Do you ever worry that you're wasting your marketing budget? It's a common concern for business owners and marketers alike. We all want to see results, and we don't want that sick feeling that occurs when precious marketing dollars aren't getting the expected return.
As you're planning forward in 2015, think data. As one of my favorite marketing scientists likes to say, "Marketing without data is like driving with your eyes closed." If you aren't making marketing decisions using data, you likely are wasting your marketing budget.
Here are 3 signs you aren't getting the most for your money:
1) You're Not Setting SMART Goals
Ugh, goals, I know. It's often hard to figure out how to set a reasonable challenge that help your company, while not setting yourself up for failure with your CEO. SMART goals will help you create challenging yet realistic goals that you can measure. SMART goals are Specific, Measurable, Attainable, Relevant, and Time-bound.
- Specific - Exactly what will you be measuring to determine success? For instance, more website visits, more leads, and more customers don't include that important numeric component - how many more leads do you need this year for your sales team to reach their goals?
- Measurable - When setting goals, you need to identify a meaningful metric and the methods you'll use to measure it. A goal related to "increasing engagement on social media" should include specifically how much you want to increase it (50%?), by when, and what type of engagement you'll track. Also, ask yourself if the goal will actually accomplish what you need. If you increase your Twitter followers to 18K, but don't have anyone retweeting or favoriting posts, did you really achieve anything for your brand? Is anyone coming from social media to your website and converting to a lead? Most social media platforms have built-in analytics, and there are great tools available to track overall social engagement across platforms as well as the impact to your business (my personal favorite tool for this is HubSpot).
- Attainable - Goals need to be challenging but not impossible. If your CEO needs an increase in qualified leads to reach revenue goals and you plan to go for a 50% increase, check historical data. What were last year's trends on this metric? What challenges could you be facing this year?
- Relevant - Does your goal relate to or support your overall mission? A goal of "increasing Facebook posts to 20 per week in Q1" is not relevant if your ideal buyer isn't on Facebook.
- Time-bound - Did you set a "by when" date for your goal? Give your goal a specific timeframe to reach goal. For instance, "Reach 10,000 website visits per month within 6 months." Create checkpoints along the way so you can adjust activities if you appear to be getting behind in your progress.
2) You're Not Inspecting What You Expect

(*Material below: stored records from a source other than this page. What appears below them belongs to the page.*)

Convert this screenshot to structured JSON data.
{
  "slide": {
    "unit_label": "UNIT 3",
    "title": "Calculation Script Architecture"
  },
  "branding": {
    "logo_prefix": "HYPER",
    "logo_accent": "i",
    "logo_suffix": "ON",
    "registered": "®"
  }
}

As you are carefully planning your budget allocation, you should also plan how you will measure success. Just as many of us don't like opening the credit card statement after Christmas, it's tempting to avoid what could be bad news in reviewing your marketing efforts. But isn't it worse not to know exactly what worked and what didn't? Which dollars led to closed business for your sales team? Which campaigns promised success but held little return?
If you don't measure historical performance and track the impact of marketing events, you will miss correlations with increased leads and sales. When you're watching trends in the data, you can decide early whether your marketing dollars need to be shifted elsewhere. If you trying a new channel or strategy that seems to be yielding great returns, dig down to be sure there aren't other contributing factors impacting your impression. This will allow you to make informed decisions in your next budget.

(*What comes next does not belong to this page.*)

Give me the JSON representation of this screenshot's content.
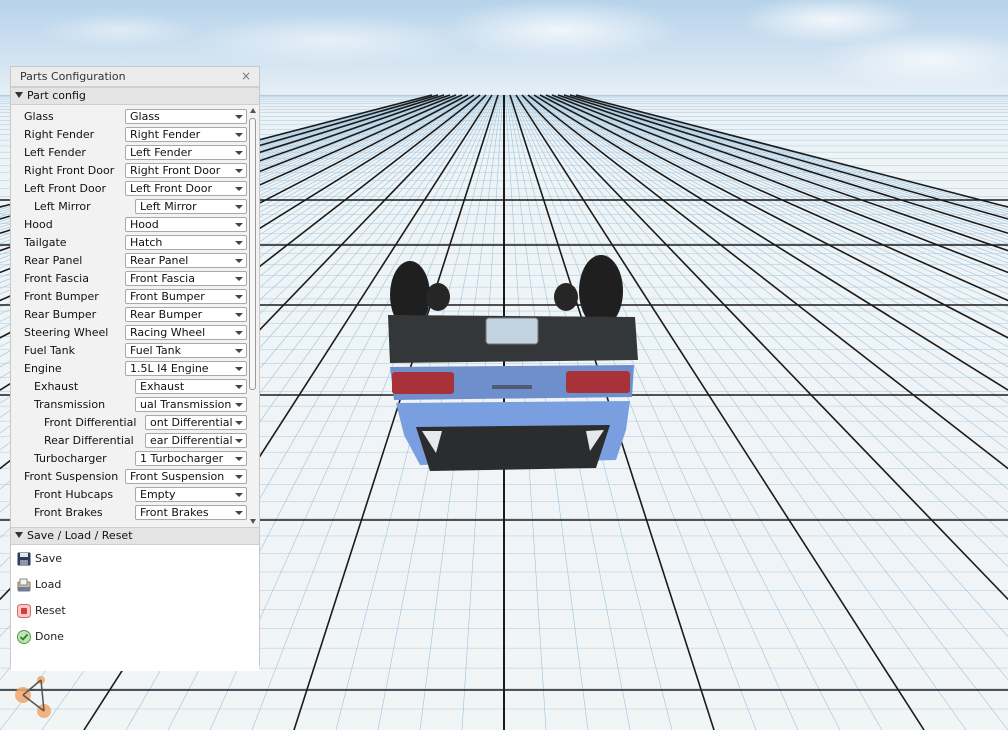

As you're measuring results and calculating ROI, don't forget to include the cost of the time you and your team are spending. Some marketing solutions may initially appear to cost more, but may have a better long-term value because they achieve the same or better results more quickly. It is also helpful to consider what the cost would be if you had to hire new employees to execute in-house.
- Plan and document how you will measure results and how you will measure each channel's contribution
- Plan and document how long you will wait before changing course if results aren't on track
- Regularly inspect progress against your goals using reliable analytics
- Determine each channel's contribution to your goals, taking into account how much of your budget that channel consumed
3) You Don't Have Closed-Loop Marketing Tools
Does your company have a way to easily measure exactly how your marketing efforts resulted in revenue? In many ways, marketing is more complicated in a digital world than it was in the "old days", but luckily, it's also more measurable.
Today, we can track all sorts of things related to marketing. From measuring website visits with Google Analytics to advertising-driven calls with call tracking numbers, you can use data to determine which campaigns drove the most interest.
Marketing that drives calls or website visits is only one part of the picture. Do you know which of those visitors turned into qualified prospects? Can you tell which finally turned into customers? Closed-loop marketing tools allow you to track all the way through.
There are many free and paid tools you can use to measure the top of the funnel, but few that effectively track a prospect all the way through. The best tool I've found for measuring the whole process is HubSpot.
For instance, with HubSpot I know exactly how our blog is performing and which posts drive the most leads and customers, or which social media platform has the best value based on conversion rates of visitors into customers.
The 3 examples above are just a few of many possible signs that you're not getting the best ROI on your marketing budget. I'd love to hear what you've discovered is a waste of dollars in the comments below!